The 2016 Olympian is also halfway through reading the Lord of the Rings series and wants to “dive into” Win at All Costs about the rise and fall of the Nike Oregon Project elite running team and head coach Alberto Salazar, who was handed a four-year suspension in 2019 for doping violations.

“After the quarantine, I’ll have six to seven weeks of intense training leading into [Diamond League],” said Hughes, who plans to open his outdoor season May 23 in Rabat, Morocco, and also race the 3,000-metre steeplechase on June 4 at the Golden Gala meet in Rome.

From there, he would either return to Canada if the federal government has lifted the mandatory quarantine or remain in Europe or travel to the U.S. to train for a seventh appearance at Diamond League Monaco on July 9, three weeks before track events begin in Tokyo.
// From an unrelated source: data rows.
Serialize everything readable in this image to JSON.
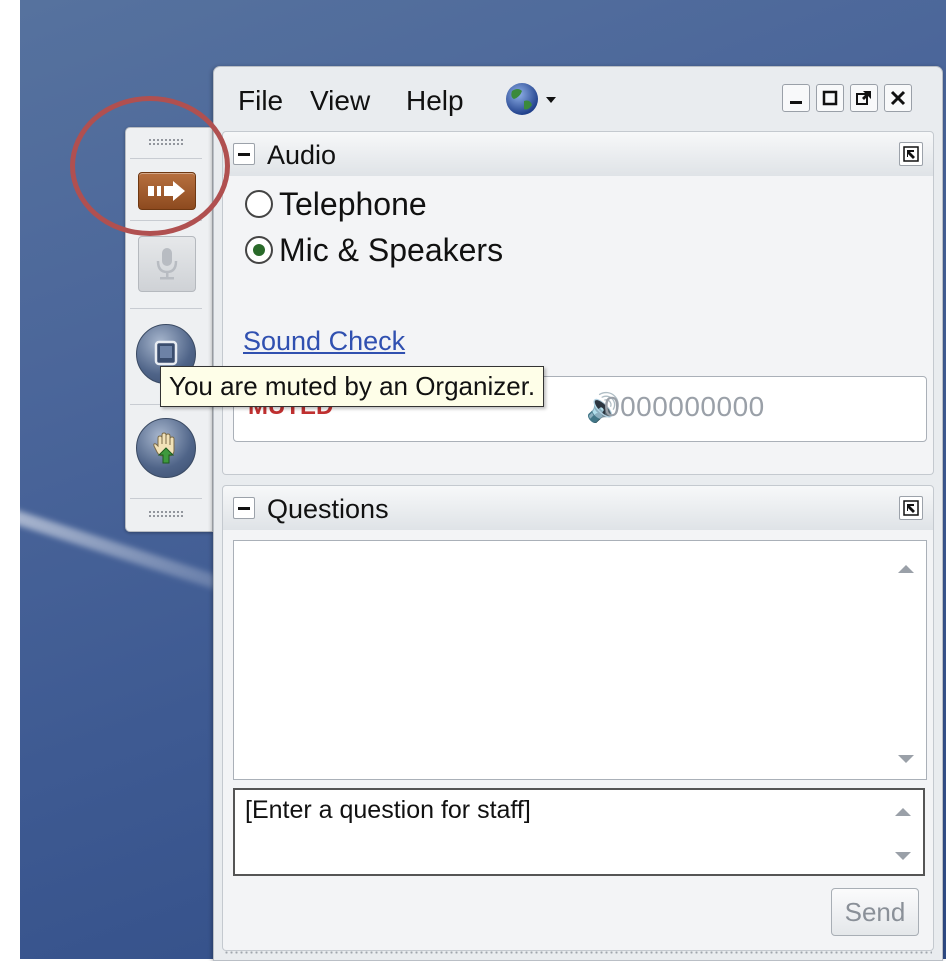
{
  "menubar": {
    "items": [
      "File",
      "View",
      "Help"
    ],
    "globe_icon": "globe-icon",
    "window_controls": [
      "minimize-icon",
      "maximize-icon",
      "popout-icon",
      "close-icon"
    ]
  },
  "audio": {
    "title": "Audio",
    "options": [
      {
        "label": "Telephone",
        "selected": false
      },
      {
        "label": "Mic & Speakers",
        "selected": true
      }
    ],
    "sound_check_link": "Sound Check",
    "status_label": "MUTED",
    "level_readout": "0000000000"
  },
  "tooltip": {
    "text": "You are muted by an Organizer."
  },
  "questions": {
    "title": "Questions",
    "input_placeholder": "[Enter a question for staff]",
    "send_label": "Send"
  },
  "grab_tab": {
    "buttons": [
      "show-hide-arrow-icon",
      "microphone-icon",
      "screen-icon",
      "raise-hand-icon"
    ]
  },
  "colors": {
    "desktop": "#4b669a",
    "highlight_ring": "#b05050",
    "link": "#3050b0",
    "muted": "#c03030"
  }
}
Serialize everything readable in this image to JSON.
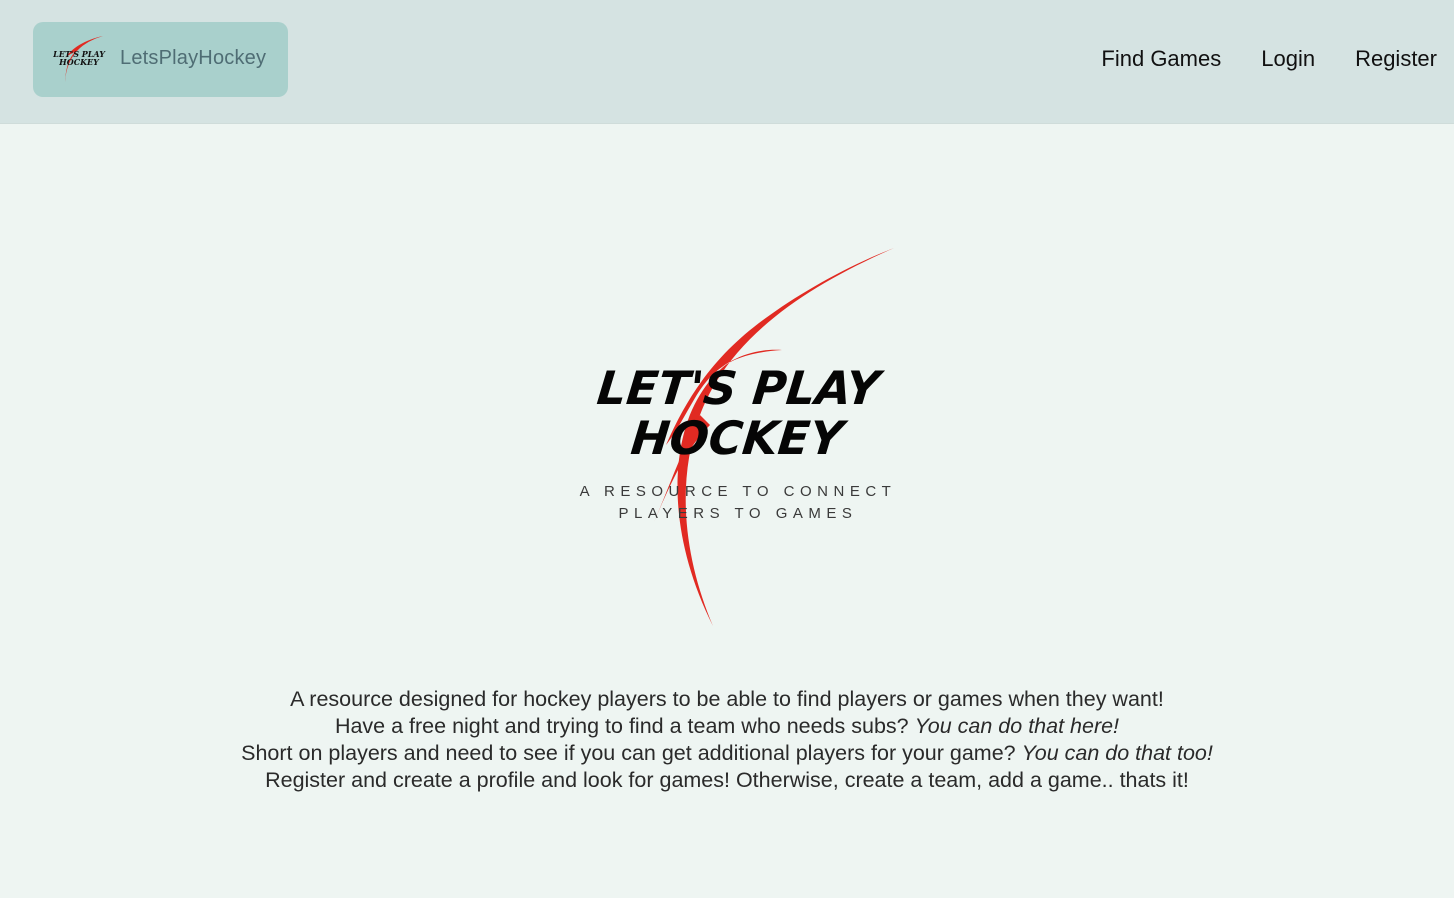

“Having to self-isolate for two weeks [in Canada] and then only have three weeks of training [before Monaco] it doesn’t make sense for me to come home,” Hughes said. “That’s where athletes in Canada are at such a disadvantage right now.

“U.S. [athletes don’t] have to quarantine and British Olympic athletes in the U.K. get an exemption. I’m not trying to downplay COVID but at the end of the day, if Canada doesn’t come away with the number of medals people are expecting in the Olympics … I think a lot of people will point to the fact our athletes weren’t allowed to travel because of the quarantine process.”

Published at Tue, 06 Apr 2021 14:48:08 +0000